The Department of Veterans Affairs (VA) recently proposed to close a loophole that allowed war time Veterans to transfer assets to family members or trusts in order to meet income requirements for a benefit that helps provide funding for medical care and assisted living to low-income Veterans.
A report written by the Government Accountability Office in 2012 recommended that the VA introduce a look-back provision into their system, to keep Veterans from transferring assets in order to meet income guidelines. The GAO report referenced one instance where a Veteran transferred more than one million dollars into a trust just weeks before applying for the benefit. And even though VA case workers knew about the transfer, the claim was approved because of the loophole. The GAO found that financial planners have charged Veterans hundreds, sometimes thousands of dollars in fees and urged them to transfer assets into trusts. The transfers are legal for VA benefits but tend to disqualify the Veterans for other programs, such as Medicaid coverage.
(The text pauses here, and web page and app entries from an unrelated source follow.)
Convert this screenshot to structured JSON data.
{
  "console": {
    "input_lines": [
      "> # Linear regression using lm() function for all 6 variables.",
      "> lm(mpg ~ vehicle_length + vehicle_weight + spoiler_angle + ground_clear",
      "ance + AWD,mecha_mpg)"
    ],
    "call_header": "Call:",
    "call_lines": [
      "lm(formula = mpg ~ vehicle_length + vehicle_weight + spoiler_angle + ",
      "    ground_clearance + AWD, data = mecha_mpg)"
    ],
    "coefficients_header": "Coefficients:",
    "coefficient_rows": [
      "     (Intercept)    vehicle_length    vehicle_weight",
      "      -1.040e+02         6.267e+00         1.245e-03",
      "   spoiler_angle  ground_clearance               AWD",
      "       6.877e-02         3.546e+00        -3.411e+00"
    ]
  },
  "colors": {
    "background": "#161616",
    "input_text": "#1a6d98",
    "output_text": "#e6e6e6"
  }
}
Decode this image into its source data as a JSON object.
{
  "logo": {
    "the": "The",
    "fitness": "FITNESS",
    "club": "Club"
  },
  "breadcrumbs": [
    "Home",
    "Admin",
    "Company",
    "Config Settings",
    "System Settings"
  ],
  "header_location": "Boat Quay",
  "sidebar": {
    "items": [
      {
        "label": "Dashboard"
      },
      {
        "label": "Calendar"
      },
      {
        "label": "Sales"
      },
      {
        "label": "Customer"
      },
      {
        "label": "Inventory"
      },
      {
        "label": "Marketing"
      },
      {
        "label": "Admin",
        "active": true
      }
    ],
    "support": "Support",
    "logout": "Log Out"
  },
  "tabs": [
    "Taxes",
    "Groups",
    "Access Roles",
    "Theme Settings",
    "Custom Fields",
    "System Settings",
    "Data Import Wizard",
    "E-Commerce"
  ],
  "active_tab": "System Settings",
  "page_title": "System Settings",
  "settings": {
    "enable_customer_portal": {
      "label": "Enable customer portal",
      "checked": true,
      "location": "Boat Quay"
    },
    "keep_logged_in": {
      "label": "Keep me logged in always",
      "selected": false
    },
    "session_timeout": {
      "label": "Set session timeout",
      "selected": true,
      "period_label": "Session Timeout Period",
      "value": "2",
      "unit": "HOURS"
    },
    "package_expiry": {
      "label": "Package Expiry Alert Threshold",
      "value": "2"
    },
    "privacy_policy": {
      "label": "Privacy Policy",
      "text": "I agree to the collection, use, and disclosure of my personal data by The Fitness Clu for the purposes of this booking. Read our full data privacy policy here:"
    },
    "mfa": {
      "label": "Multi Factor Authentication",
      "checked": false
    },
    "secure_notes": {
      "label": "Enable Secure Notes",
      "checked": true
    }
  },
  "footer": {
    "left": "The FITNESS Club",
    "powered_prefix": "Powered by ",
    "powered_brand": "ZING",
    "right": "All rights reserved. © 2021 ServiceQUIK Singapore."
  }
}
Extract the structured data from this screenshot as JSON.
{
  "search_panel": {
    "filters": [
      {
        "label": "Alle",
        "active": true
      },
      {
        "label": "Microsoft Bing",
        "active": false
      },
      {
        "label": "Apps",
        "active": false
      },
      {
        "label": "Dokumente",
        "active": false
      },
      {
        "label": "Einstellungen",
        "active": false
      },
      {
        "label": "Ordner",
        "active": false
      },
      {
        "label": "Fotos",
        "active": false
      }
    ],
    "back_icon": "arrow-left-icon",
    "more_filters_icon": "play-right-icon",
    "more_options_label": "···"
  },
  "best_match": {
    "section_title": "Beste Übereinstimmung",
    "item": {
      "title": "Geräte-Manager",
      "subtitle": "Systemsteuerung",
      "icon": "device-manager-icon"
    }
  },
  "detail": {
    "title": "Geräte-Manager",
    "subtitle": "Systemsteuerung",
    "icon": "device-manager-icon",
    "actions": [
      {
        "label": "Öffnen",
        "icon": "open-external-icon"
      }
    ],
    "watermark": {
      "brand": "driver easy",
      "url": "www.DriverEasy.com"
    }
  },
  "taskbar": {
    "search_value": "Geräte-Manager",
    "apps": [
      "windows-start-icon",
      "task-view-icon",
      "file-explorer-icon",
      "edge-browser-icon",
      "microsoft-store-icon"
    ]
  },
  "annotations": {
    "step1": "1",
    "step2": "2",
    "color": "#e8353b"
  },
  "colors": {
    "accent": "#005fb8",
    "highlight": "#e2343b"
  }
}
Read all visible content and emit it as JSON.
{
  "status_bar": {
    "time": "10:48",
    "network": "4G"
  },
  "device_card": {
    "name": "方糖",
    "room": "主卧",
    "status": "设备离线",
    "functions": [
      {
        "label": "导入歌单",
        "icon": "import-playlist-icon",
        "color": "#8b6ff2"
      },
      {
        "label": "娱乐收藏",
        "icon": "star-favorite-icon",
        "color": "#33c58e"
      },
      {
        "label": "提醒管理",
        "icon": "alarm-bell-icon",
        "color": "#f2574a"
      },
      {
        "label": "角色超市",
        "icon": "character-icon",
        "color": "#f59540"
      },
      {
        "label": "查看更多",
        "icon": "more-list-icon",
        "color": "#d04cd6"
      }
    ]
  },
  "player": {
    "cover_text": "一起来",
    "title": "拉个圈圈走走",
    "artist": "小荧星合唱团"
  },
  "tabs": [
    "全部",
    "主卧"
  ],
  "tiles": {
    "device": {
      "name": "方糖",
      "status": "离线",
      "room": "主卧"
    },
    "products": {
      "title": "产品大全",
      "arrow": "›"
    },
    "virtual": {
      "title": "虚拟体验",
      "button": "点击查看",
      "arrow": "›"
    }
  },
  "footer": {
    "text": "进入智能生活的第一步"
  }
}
Under the proposed change to the program, there would be an evaluation any transfer of assets made within the three years prior to the application of the benefit, when looking to meet income requirements. The VA claims that the proposed change to a penalty period might keep financial advisers from suggesting that Veterans create the appearance of an economic need where the need does not exist.
The VA’s proposal to close the loophole would do more than just eliminate the opportunity for wealthier Veterans to move around their assets to qualify for benefits. The change could essentially eliminate funding for assisted living services for truly low-income Veterans.
The benefit, as it currently stands, provides up to $2,120 per month for wartime Veterans who are at least 65, or who have a disability not connected to their military service. This benefit is intended to provide medical care only. But the proposed change eliminates many of the services from assisted living from its allowable expenditures, services that many elderly and disabled Veterans depend on. The new proposal classifies such services as help with medications and assistance with daily functions as “non-medical” services and will therefore no longer be covered if the change is made.
The VA estimates that the proposal could save the department $134 million over five years from the look-back provision, and would save $313 million on denied coverage for assisted living services. This estimation has some Veteran advocates wondering if the transferring of funds wasn’t the prime target of the proposal.
Military Connection proudly serves those who serve in the Army, Navy, Air Force, Marines, Coast Guard, Guard and Reserve, Veterans and their Families. We are the go to site for Veteran Employment and information on Veteran education. Militaryconnection.com provides Veterans with and Directory of Employers, a Job Board, information on the Post-9/11 GI Bill, and a blog that offers Veterans boundless information. Be sure to visit Militaryconnection.com, the go to site.
Military Connection: VA Proposal Could Hurt Low-income Veterans: By Debbie Gregory